Concerts and music festivals are some of the most enjoyable ways of listening to music. Being surrounding with friends, festivities and of course, one's favorite band or bands makes up for the toll these events have on the ears. Due to the high volumes at music events, the ears often lose their ability to hear for several hours. Although this experience might be scary for some who have never dealt with short-term hearing loss, a new study suggests that listening to loud music infrequently does not lead to damage in the eardrums.
The study looked at the role of temporary hearing loss in mice and found that momentary hearing loss might actually be an adaption to protect the eardrums from permanent damage. The research team, which was composed of several international researchers, evaluated mice's reactions when they were exposed to extremely loud noises. The researchers found that the mice's inner ears seemed to release a chemical responsible for lowering hearing sensitivity, which means that the mice would not be able to hear as well over the next few hours and even after a day.
Based from this finding, the researchers looked at mice that were bred without the ability to produce this particular chemical and found that these mice did not reduce their hearing sensitivity.
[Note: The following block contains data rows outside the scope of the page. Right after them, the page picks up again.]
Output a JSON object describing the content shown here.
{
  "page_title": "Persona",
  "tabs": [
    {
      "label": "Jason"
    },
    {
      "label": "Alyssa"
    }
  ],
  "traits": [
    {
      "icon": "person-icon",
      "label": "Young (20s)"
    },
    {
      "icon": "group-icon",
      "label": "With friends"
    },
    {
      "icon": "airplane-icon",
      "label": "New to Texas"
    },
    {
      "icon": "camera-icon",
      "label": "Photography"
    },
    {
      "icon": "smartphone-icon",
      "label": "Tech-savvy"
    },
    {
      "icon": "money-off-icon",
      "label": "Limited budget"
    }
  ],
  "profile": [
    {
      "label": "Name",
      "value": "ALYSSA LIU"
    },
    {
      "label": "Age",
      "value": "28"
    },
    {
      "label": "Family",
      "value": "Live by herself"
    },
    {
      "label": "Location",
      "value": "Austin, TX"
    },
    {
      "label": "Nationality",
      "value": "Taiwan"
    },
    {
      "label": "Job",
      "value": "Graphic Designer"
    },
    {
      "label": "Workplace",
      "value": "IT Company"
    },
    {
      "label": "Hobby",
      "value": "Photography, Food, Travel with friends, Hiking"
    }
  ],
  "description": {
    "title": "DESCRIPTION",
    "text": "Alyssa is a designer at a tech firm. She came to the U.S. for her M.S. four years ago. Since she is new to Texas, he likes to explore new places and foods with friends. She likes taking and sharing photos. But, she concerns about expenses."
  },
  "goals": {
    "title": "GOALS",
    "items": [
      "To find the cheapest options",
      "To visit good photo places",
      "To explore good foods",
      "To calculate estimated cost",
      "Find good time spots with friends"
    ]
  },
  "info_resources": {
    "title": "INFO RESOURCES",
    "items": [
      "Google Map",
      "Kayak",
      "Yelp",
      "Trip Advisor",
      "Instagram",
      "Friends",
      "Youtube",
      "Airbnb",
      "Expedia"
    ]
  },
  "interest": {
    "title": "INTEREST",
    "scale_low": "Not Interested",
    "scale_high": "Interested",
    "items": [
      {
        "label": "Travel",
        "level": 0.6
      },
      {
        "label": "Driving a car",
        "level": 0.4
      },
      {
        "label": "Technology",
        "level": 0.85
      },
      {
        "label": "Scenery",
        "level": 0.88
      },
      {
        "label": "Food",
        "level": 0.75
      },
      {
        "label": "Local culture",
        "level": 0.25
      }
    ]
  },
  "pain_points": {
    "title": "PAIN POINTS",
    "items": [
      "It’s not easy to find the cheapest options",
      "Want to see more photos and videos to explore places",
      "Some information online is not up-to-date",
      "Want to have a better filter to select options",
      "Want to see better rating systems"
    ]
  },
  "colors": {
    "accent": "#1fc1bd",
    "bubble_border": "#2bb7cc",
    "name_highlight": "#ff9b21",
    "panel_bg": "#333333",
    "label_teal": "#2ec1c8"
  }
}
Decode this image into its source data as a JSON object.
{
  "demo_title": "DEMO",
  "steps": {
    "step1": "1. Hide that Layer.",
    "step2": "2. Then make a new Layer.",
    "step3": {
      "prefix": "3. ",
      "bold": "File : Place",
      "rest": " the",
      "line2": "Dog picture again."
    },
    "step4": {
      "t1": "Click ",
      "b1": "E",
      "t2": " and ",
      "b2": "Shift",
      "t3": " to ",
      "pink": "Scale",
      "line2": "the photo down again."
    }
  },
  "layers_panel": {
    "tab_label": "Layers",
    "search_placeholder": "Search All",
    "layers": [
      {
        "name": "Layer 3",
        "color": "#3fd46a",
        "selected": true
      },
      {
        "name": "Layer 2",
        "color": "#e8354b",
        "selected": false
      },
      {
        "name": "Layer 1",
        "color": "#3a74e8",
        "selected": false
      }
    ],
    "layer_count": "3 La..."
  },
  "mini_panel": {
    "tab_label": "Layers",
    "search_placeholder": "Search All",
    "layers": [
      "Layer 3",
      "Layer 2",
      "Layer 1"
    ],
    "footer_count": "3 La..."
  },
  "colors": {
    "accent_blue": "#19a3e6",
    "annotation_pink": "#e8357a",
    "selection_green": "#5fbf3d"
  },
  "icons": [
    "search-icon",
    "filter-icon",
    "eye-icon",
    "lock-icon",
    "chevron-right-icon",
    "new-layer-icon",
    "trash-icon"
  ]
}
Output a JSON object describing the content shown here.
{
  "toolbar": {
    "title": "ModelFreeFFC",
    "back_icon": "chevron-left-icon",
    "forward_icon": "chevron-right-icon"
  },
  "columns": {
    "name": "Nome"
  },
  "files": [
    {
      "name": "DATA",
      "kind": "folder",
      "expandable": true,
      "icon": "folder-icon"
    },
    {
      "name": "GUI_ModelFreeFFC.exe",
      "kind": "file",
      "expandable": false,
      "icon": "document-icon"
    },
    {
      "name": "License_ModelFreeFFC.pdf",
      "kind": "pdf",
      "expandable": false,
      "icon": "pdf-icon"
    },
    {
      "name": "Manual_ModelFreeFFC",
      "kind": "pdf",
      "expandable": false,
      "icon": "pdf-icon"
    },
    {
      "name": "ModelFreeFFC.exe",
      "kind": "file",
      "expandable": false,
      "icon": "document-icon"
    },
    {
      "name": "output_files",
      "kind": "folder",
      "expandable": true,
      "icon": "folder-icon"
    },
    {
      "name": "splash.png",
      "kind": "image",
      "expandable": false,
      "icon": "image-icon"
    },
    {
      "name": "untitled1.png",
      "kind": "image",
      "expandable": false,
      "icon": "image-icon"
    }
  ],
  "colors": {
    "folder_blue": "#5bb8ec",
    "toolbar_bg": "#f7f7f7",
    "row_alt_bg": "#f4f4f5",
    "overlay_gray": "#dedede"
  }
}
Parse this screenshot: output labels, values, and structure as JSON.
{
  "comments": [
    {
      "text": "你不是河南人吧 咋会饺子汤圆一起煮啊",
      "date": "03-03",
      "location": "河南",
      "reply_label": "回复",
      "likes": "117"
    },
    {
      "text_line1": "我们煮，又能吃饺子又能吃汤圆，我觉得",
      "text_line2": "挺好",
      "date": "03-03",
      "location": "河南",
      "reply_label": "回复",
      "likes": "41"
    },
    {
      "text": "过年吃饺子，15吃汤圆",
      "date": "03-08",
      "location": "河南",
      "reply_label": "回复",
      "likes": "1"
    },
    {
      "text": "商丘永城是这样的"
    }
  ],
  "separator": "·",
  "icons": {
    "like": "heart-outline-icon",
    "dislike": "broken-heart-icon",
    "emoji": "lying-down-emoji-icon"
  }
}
These mice were also a lot more vulnerable to developing permanent hearing loss when the researchers exposed them to even higher noises. The researchers concluded that temporary hearing loss might actually be protecting the eardrums from noises after they were initially exposed to loud noises. Although this study might be limited to mice, the researchers noted that there has been human evidence that this adaption occurs. The researchers cited two Chinese families that had genetic mutations that did not allow their eardrums to reduce hearing after loud noises and these family members experienced progressive permanent hearing loss over time.
Despite this finding, the researchers stress that the adaption to loud noises would not protect ears from the constant exposure of loud noises. The researchers state that people with temporary hearing loss might decide to increase the volume, which can actually be detrimental. Thus, it is important to avoid listening to loud music daily and to allow time for the temporary hearing loss to go away before cranking up the volume.
The study was published in the Proceedings of the National Academy of Sciences.